Board members are expected to support the decision of the majority, no matter how they voted. So it’s important that the board chair encourages discussion before the vote. When the board explores disagreements before voting, there’s an opportunity to provide more information or correct misunderstandings. The course of action can be modified to address concerns—or members may change their minds on how to vote. If they don’t, there’s still been an opportunity to explore their concerns.
Agreeing on everything can actually be an indication of dysfunction on a board. Does it mean that the board doesn’t want to deal with conflict? If that’s the case, there could be more serious issues, such as board members who don’t speak up for fear of a verbal attack. When members don’t speak up, the board loses the benefit of their perspective. More importantly, board members who don’t fully participate are not fulfilling their responsibility.
Total agreement can also indicate “groupthink,”, a phenomenon in which members place the importance of consensus above all other considerations. As Psychology Today explains on its website, “even in minor cases, groupthink triggers decisions that aren’t ideal or that ignore critical information” (https://www.psychologytoday.com/us/basics/groupthink accessed 2/17/22). When this happens, boards may find themselves avoiding the moral and ethical implications of their decisions, because working in unity becomes more important than governing the nonprofit.
There are many reasons boards make decisions the way they do. Here are a few that might apply to your board, and ideas for addressing them.

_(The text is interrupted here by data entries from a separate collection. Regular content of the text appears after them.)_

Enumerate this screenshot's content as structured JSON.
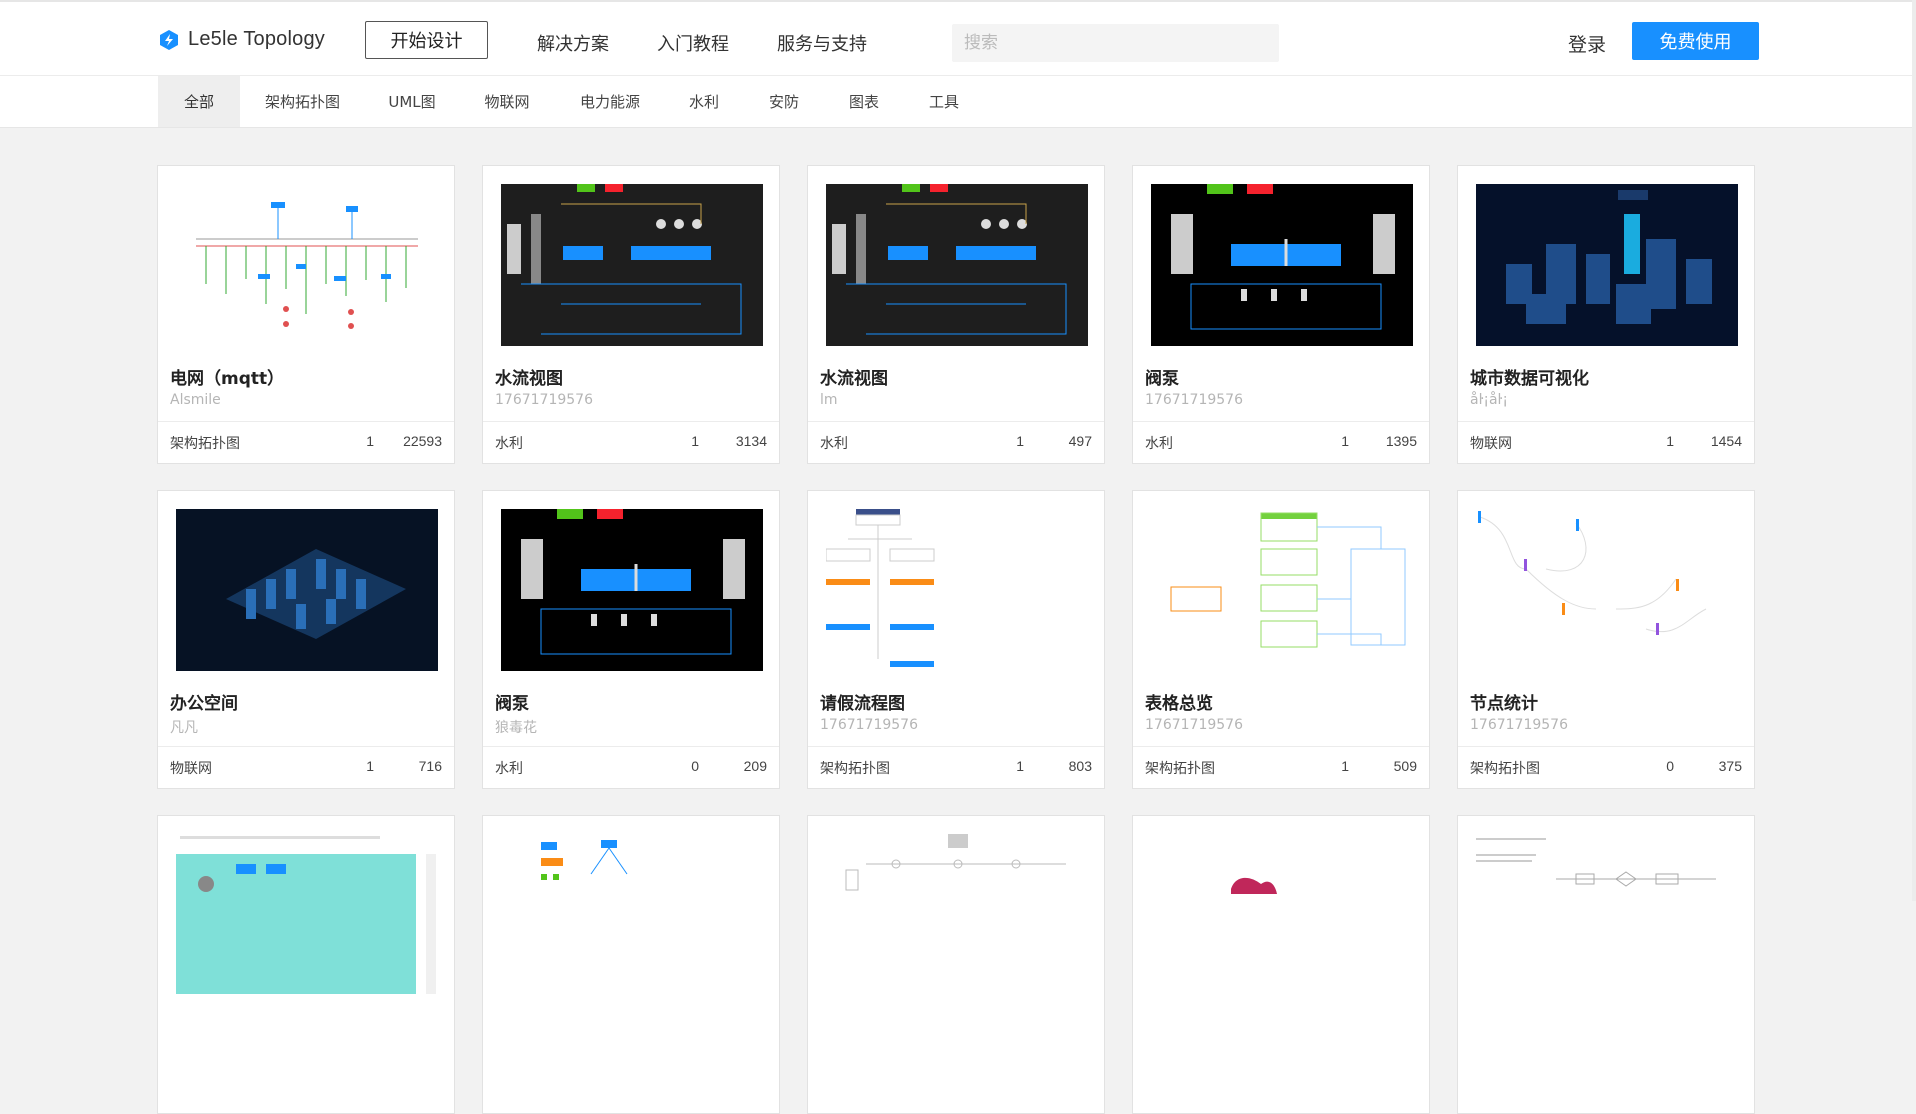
{
  "header": {
    "logo_text": "Le5le Topology",
    "start_design": "开始设计",
    "nav": [
      "解决方案",
      "入门教程",
      "服务与支持"
    ],
    "search_placeholder": "搜索",
    "login": "登录",
    "free_use": "免费使用",
    "accent_color": "#1890ff"
  },
  "categories": [
    "全部",
    "架构拓扑图",
    "UML图",
    "物联网",
    "电力能源",
    "水利",
    "安防",
    "图表",
    "工具"
  ],
  "active_category": "全部",
  "cards": [
    {
      "title": "电网（mqtt）",
      "author": "Alsmile",
      "category": "架构拓扑图",
      "likes": "1",
      "views": "22593",
      "thumb": "power-grid-diagram"
    },
    {
      "title": "水流视图",
      "author": "17671719576",
      "category": "水利",
      "likes": "1",
      "views": "3134",
      "thumb": "water-flow-dark"
    },
    {
      "title": "水流视图",
      "author": "lm",
      "category": "水利",
      "likes": "1",
      "views": "497",
      "thumb": "water-flow-dark"
    },
    {
      "title": "阀泵",
      "author": "17671719576",
      "category": "水利",
      "likes": "1",
      "views": "1395",
      "thumb": "valve-pump-dark"
    },
    {
      "title": "城市数据可视化",
      "author": "åŀ¡åŀ¡",
      "category": "物联网",
      "likes": "1",
      "views": "1454",
      "thumb": "city-3d-blue"
    },
    {
      "title": "办公空间",
      "author": "凡凡",
      "category": "物联网",
      "likes": "1",
      "views": "716",
      "thumb": "office-3d-blue"
    },
    {
      "title": "阀泵",
      "author": "狼毒花",
      "category": "水利",
      "likes": "0",
      "views": "209",
      "thumb": "valve-pump-dark"
    },
    {
      "title": "请假流程图",
      "author": "17671719576",
      "category": "架构拓扑图",
      "likes": "1",
      "views": "803",
      "thumb": "leave-flowchart"
    },
    {
      "title": "表格总览",
      "author": "17671719576",
      "category": "架构拓扑图",
      "likes": "1",
      "views": "509",
      "thumb": "table-overview"
    },
    {
      "title": "节点统计",
      "author": "17671719576",
      "category": "架构拓扑图",
      "likes": "0",
      "views": "375",
      "thumb": "node-stats"
    },
    {
      "title": "",
      "author": "",
      "category": "",
      "likes": "",
      "views": "",
      "thumb": "teal-panel"
    },
    {
      "title": "",
      "author": "",
      "category": "",
      "likes": "",
      "views": "",
      "thumb": "network-topology"
    },
    {
      "title": "",
      "author": "",
      "category": "",
      "likes": "",
      "views": "",
      "thumb": "process-diagram"
    },
    {
      "title": "",
      "author": "",
      "category": "",
      "likes": "",
      "views": "",
      "thumb": "red-shape"
    },
    {
      "title": "",
      "author": "",
      "category": "",
      "likes": "",
      "views": "",
      "thumb": "flowchart-light"
    }
  ]
}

Unequal power—If some board members wield a lot if power in the community, there can be a tendency to follow their lead rather than cross swords with them. One way to counter the power effect is to play devil’s advocate. Announce yourself in that role by saying something like “Just to be sure we’ve looked at this from all sides” or “Let’s consider both pros and cons.” Be the person who introduces new perspectives to the discussion.

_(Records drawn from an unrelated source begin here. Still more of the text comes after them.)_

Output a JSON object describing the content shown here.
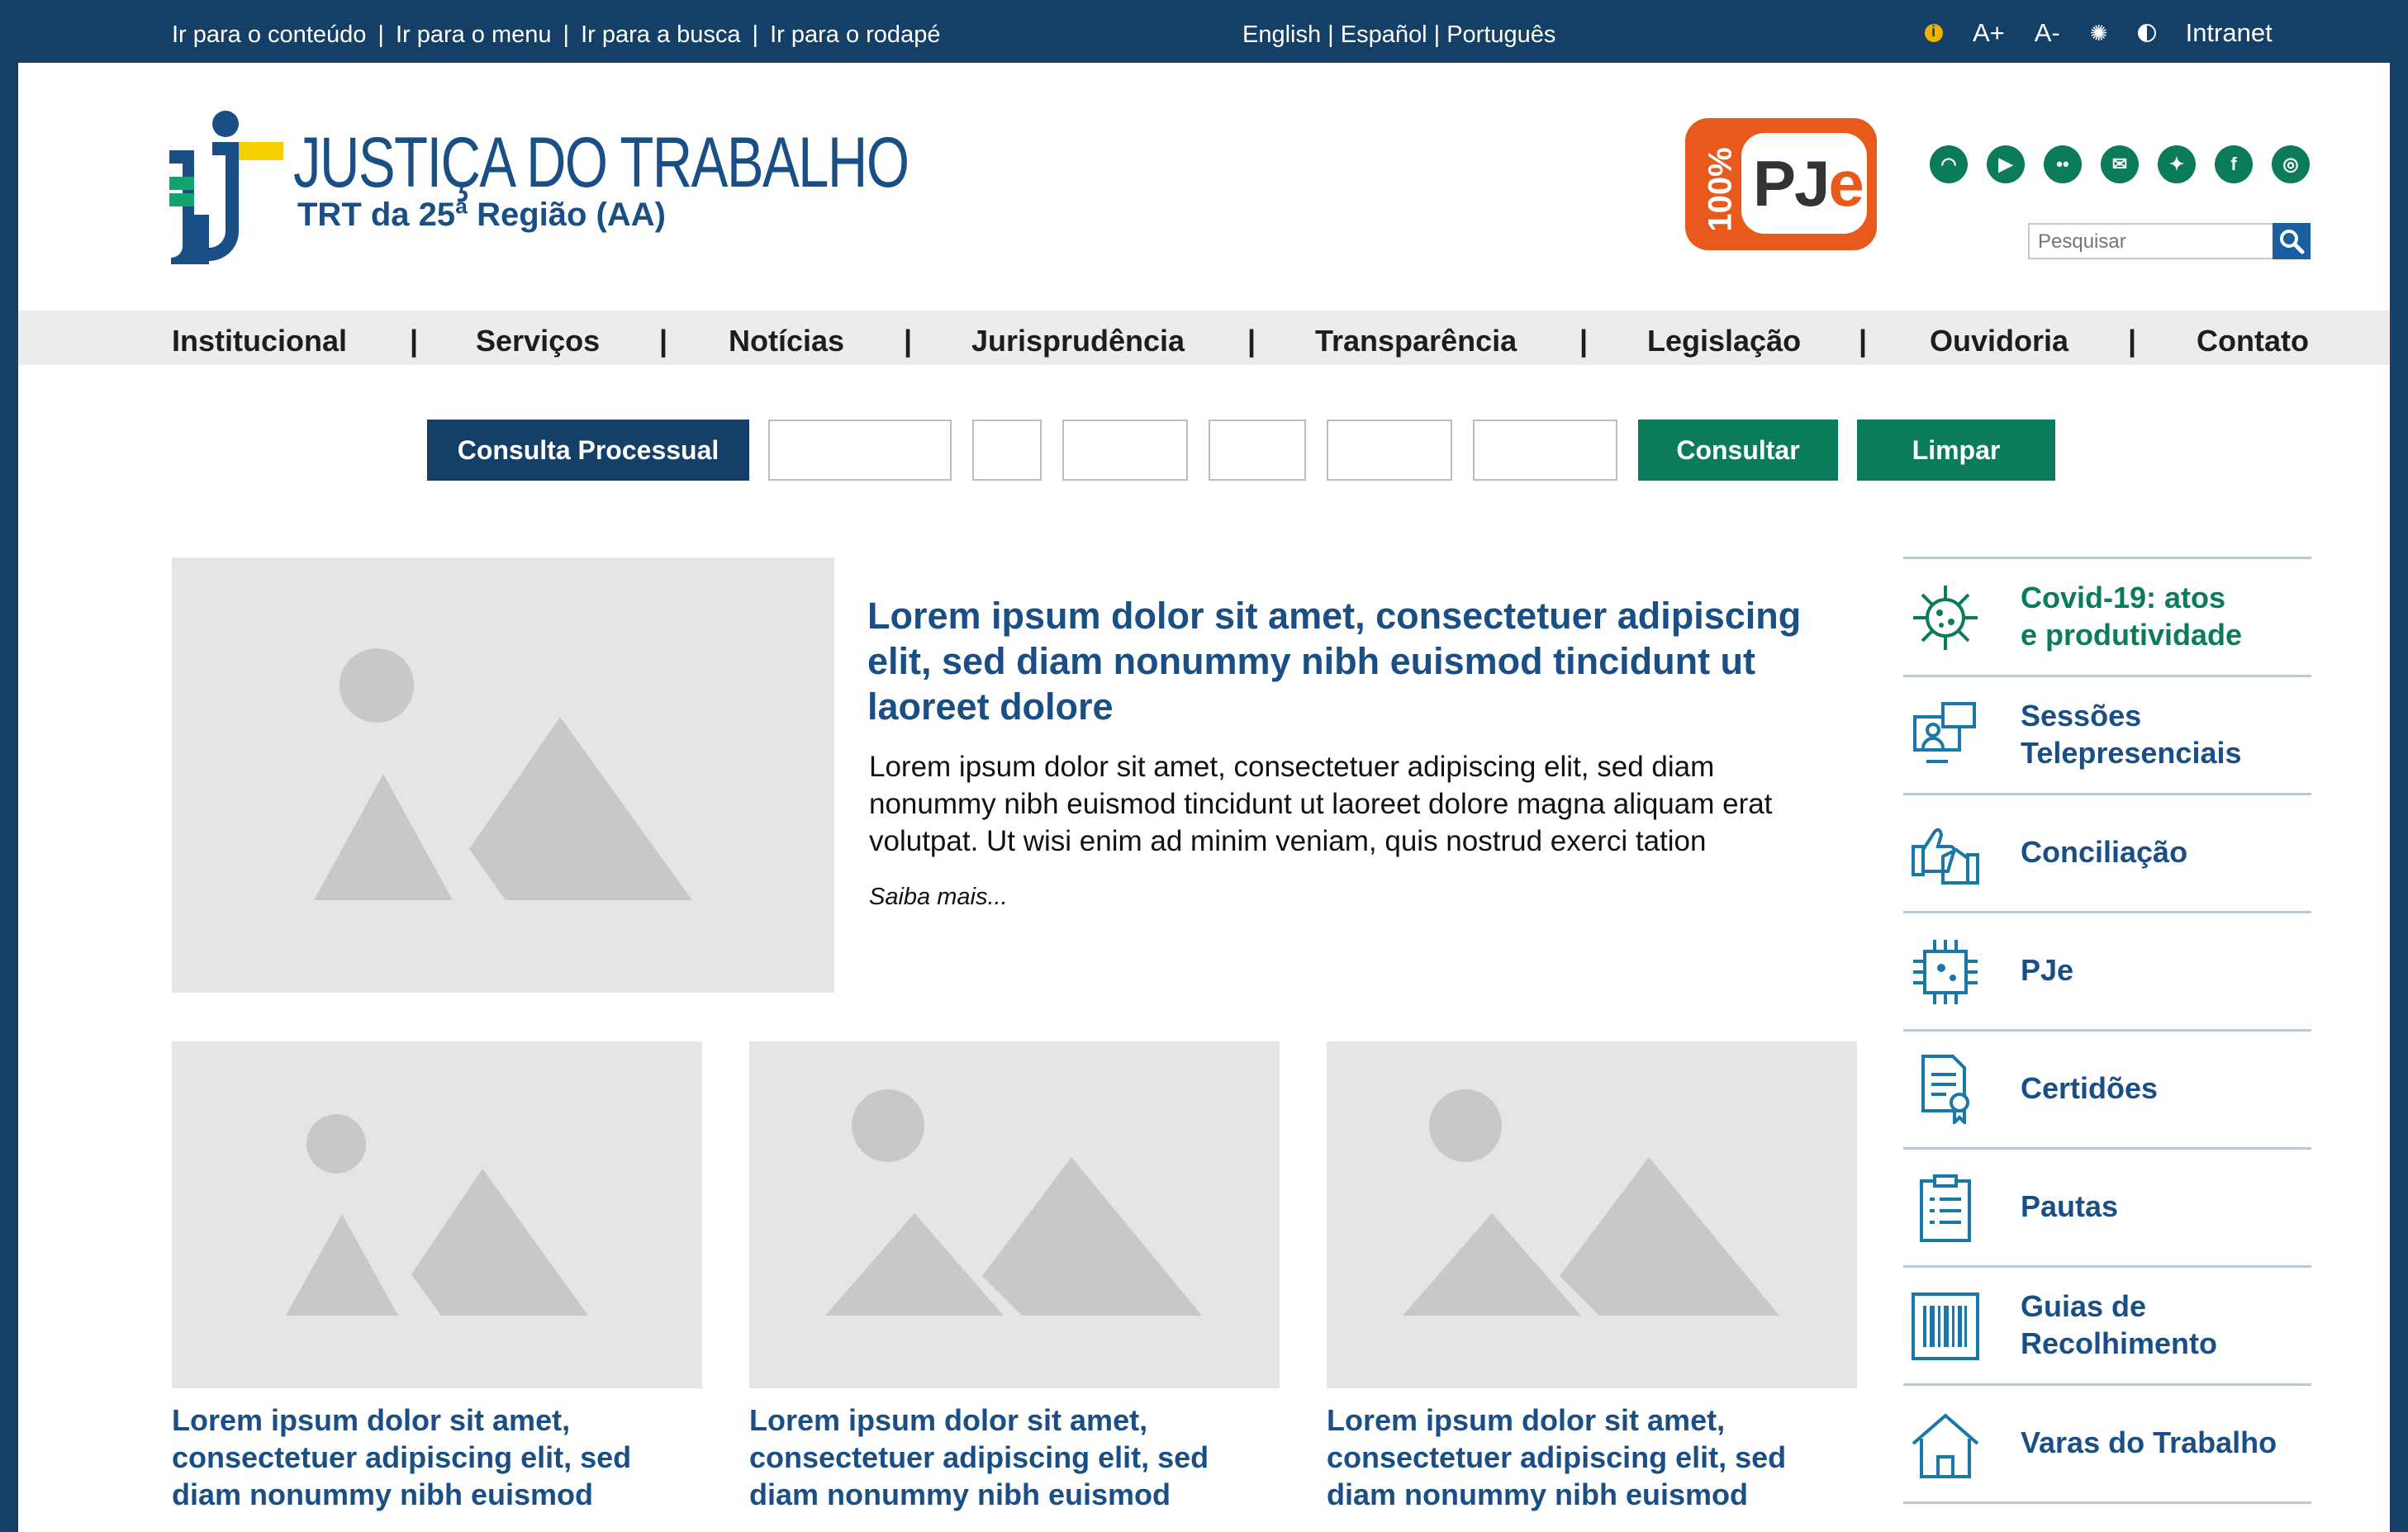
{
  "topbar": {
    "skip_links": [
      "Ir para o conteúdo",
      "Ir para o menu",
      "Ir para a busca",
      "Ir para o rodapé"
    ],
    "separator": "|",
    "languages": "English | Español | Português",
    "font_up": "A+",
    "font_down": "A-",
    "intranet": "Intranet"
  },
  "header": {
    "brand_title": "JUSTIÇA DO TRABALHO",
    "brand_subtitle": "TRT da 25ª Região (AA)",
    "pje_word_p": "PJ",
    "pje_word_e": "e",
    "pje_percent": "100%",
    "social_icons": [
      "rss-icon",
      "youtube-icon",
      "flickr-icon",
      "email-icon",
      "twitter-icon",
      "facebook-icon",
      "instagram-icon"
    ],
    "search_placeholder": "Pesquisar"
  },
  "nav": {
    "items": [
      "Institucional",
      "Serviços",
      "Notícias",
      "Jurisprudência",
      "Transparência",
      "Legislação",
      "Ouvidoria",
      "Contato"
    ],
    "separator": "|"
  },
  "process": {
    "label": "Consulta Processual",
    "consult_button": "Consultar",
    "clear_button": "Limpar"
  },
  "featured": {
    "title": "Lorem ipsum dolor sit amet, consectetuer adipiscing elit, sed diam nonummy nibh euismod tincidunt ut laoreet dolore",
    "text": "Lorem ipsum dolor sit amet, consectetuer adipiscing elit, sed diam nonummy nibh euismod tincidunt ut laoreet dolore magna aliquam erat volutpat. Ut wisi enim ad minim veniam, quis nostrud exerci tation",
    "more": "Saiba mais..."
  },
  "cards": [
    {
      "title": "Lorem ipsum dolor sit amet, consectetuer adipiscing elit, sed diam nonummy nibh euismod"
    },
    {
      "title": "Lorem ipsum dolor sit amet, consectetuer adipiscing elit, sed diam nonummy nibh euismod"
    },
    {
      "title": "Lorem ipsum dolor sit amet, consectetuer adipiscing elit, sed diam nonummy nibh euismod"
    }
  ],
  "side_menu": [
    {
      "line1": "Covid-19: atos",
      "line2": "e produtividade",
      "icon": "virus-icon"
    },
    {
      "line1": "Sessões",
      "line2": "Telepresenciais",
      "icon": "video-conference-icon"
    },
    {
      "line1": "Conciliação",
      "line2": "",
      "icon": "handshake-icon"
    },
    {
      "line1": "PJe",
      "line2": "",
      "icon": "chip-icon"
    },
    {
      "line1": "Certidões",
      "line2": "",
      "icon": "certificate-icon"
    },
    {
      "line1": "Pautas",
      "line2": "",
      "icon": "clipboard-icon"
    },
    {
      "line1": "Guias de",
      "line2": "Recolhimento",
      "icon": "barcode-icon"
    },
    {
      "line1": "Varas do Trabalho",
      "line2": "",
      "icon": "courthouse-icon"
    }
  ],
  "colors": {
    "navy": "#143f66",
    "brand_blue": "#1a4f86",
    "green": "#0b7b5b",
    "pje_orange": "#e85a1c",
    "placeholder_gray": "#e5e5e5"
  }
}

Time constraints—If the board feels it has insufficient time, it may rush into a decision. The most obvious clue is when members start checking their watches or cell phones. Unless there is an urgent need to act on the matter, can a committee be asked to dive deeper into the issue before the next board meeting?

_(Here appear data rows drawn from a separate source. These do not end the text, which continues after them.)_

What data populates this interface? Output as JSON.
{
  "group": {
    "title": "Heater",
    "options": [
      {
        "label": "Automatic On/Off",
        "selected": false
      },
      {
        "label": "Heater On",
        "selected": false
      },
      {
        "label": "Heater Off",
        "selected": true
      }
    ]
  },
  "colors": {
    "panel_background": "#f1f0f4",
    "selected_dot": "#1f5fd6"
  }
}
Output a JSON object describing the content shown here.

Lack of respect—There are many ways to signal your lack of respect for a member’s ideas, from eye-rolling to finger-tapping, or even getting ready to leave the meeting by gathering up papers or shutting down laptops. This is the time to model respectful behavior through body language that shows you are listening carefully to the speaker. You might say, “This is an important matter that deserves our full attention.”
Maybe your board just works really well together—everyone gets along, everyone’s opinion is respected, and you always agree with each other. Rare as that is, it’s certainly possible. And it’s a wonderful thing, as long as agreeing on everything is the result of a healthy board, not its de